§ Task item: Each line in the entries that has the word "Payment" has to be copied.

Start of Block

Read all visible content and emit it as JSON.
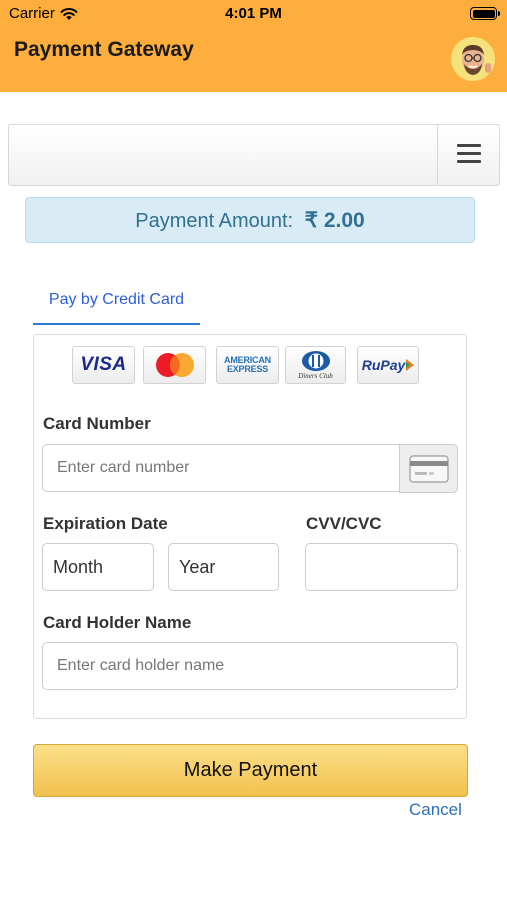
{
  "status_bar": {
    "carrier": "Carrier",
    "time": "4:01 PM"
  },
  "header": {
    "title": "Payment Gateway"
  },
  "amount": {
    "label": "Payment Amount:",
    "value": "₹ 2.00"
  },
  "tabs": [
    {
      "label": "Pay by Credit Card",
      "active": true
    }
  ],
  "card_logos": [
    {
      "icon": "visa-logo",
      "text": "VISA"
    },
    {
      "icon": "mastercard-logo",
      "text": ""
    },
    {
      "icon": "american-express-logo",
      "line1": "AMERICAN",
      "line2": "EXPRESS"
    },
    {
      "icon": "diners-club-logo",
      "text": "Diners Club"
    },
    {
      "icon": "rupay-logo",
      "text": "RuPay"
    }
  ],
  "form": {
    "card_number_label": "Card Number",
    "card_number_placeholder": "Enter card number",
    "expiration_label": "Expiration Date",
    "month_value": "Month",
    "year_value": "Year",
    "cvv_label": "CVV/CVC",
    "holder_label": "Card Holder Name",
    "holder_placeholder": "Enter card holder name"
  },
  "actions": {
    "pay_label": "Make Payment",
    "cancel_label": "Cancel"
  },
  "colors": {
    "header": "#fdae3c",
    "amount_bg": "#d9ecf6",
    "amount_text": "#31708f",
    "tab_active": "#2b5ed9",
    "button": "#f2c14e",
    "link": "#2a6fb8"
  }
}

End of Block

§ Final answer:
    "title": "Payment Gateway"
    "label": "Payment Amount:",
    "pay_label": "Make Payment",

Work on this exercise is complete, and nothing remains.